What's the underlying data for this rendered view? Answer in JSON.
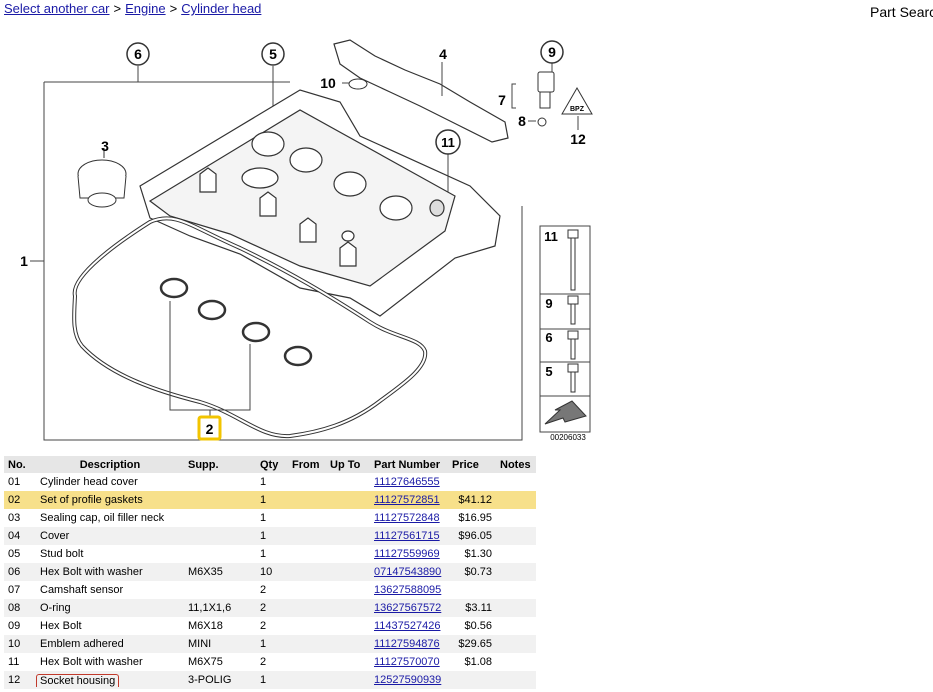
{
  "breadcrumb": {
    "items": [
      {
        "label": "Select another car"
      },
      {
        "label": "Engine"
      },
      {
        "label": "Cylinder head"
      }
    ],
    "separator": ">"
  },
  "part_search": {
    "label": "Part Search"
  },
  "diagram": {
    "image_number": "00206033",
    "callouts": [
      "1",
      "2",
      "3",
      "4",
      "5",
      "6",
      "7",
      "8",
      "9",
      "10",
      "11",
      "12"
    ],
    "bolt_legend": [
      "11",
      "9",
      "6",
      "5"
    ],
    "badge_text": "BPZ",
    "highlight_color": "#f2c400"
  },
  "table": {
    "headers": {
      "no": "No.",
      "description": "Description",
      "supp": "Supp.",
      "qty": "Qty",
      "from": "From",
      "up_to": "Up To",
      "part_number": "Part Number",
      "price": "Price",
      "notes": "Notes"
    },
    "rows": [
      {
        "no": "01",
        "description": "Cylinder head cover",
        "supp": "",
        "qty": "1",
        "from": "",
        "up_to": "",
        "part_number": "11127646555",
        "price": "",
        "notes": ""
      },
      {
        "no": "02",
        "description": "Set of profile gaskets",
        "supp": "",
        "qty": "1",
        "from": "",
        "up_to": "",
        "part_number": "11127572851",
        "price": "$41.12",
        "notes": ""
      },
      {
        "no": "03",
        "description": "Sealing cap, oil filler neck",
        "supp": "",
        "qty": "1",
        "from": "",
        "up_to": "",
        "part_number": "11127572848",
        "price": "$16.95",
        "notes": ""
      },
      {
        "no": "04",
        "description": "Cover",
        "supp": "",
        "qty": "1",
        "from": "",
        "up_to": "",
        "part_number": "11127561715",
        "price": "$96.05",
        "notes": ""
      },
      {
        "no": "05",
        "description": "Stud bolt",
        "supp": "",
        "qty": "1",
        "from": "",
        "up_to": "",
        "part_number": "11127559969",
        "price": "$1.30",
        "notes": ""
      },
      {
        "no": "06",
        "description": "Hex Bolt with washer",
        "supp": "M6X35",
        "qty": "10",
        "from": "",
        "up_to": "",
        "part_number": "07147543890",
        "price": "$0.73",
        "notes": ""
      },
      {
        "no": "07",
        "description": "Camshaft sensor",
        "supp": "",
        "qty": "2",
        "from": "",
        "up_to": "",
        "part_number": "13627588095",
        "price": "",
        "notes": ""
      },
      {
        "no": "08",
        "description": "O-ring",
        "supp": "11,1X1,6",
        "qty": "2",
        "from": "",
        "up_to": "",
        "part_number": "13627567572",
        "price": "$3.11",
        "notes": ""
      },
      {
        "no": "09",
        "description": "Hex Bolt",
        "supp": "M6X18",
        "qty": "2",
        "from": "",
        "up_to": "",
        "part_number": "11437527426",
        "price": "$0.56",
        "notes": ""
      },
      {
        "no": "10",
        "description": "Emblem adhered",
        "supp": "MINI",
        "qty": "1",
        "from": "",
        "up_to": "",
        "part_number": "11127594876",
        "price": "$29.65",
        "notes": ""
      },
      {
        "no": "11",
        "description": "Hex Bolt with washer",
        "supp": "M6X75",
        "qty": "2",
        "from": "",
        "up_to": "",
        "part_number": "11127570070",
        "price": "$1.08",
        "notes": ""
      },
      {
        "no": "12",
        "description": "Socket housing",
        "supp": "3-POLIG",
        "qty": "1",
        "from": "",
        "up_to": "",
        "part_number": "12527590939",
        "price": "",
        "notes": ""
      }
    ],
    "highlight_color": "#f7e08a"
  }
}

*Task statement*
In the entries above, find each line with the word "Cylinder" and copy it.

*Result of this task*
        "label": "Cylinder head"
        "description": "Cylinder head cover",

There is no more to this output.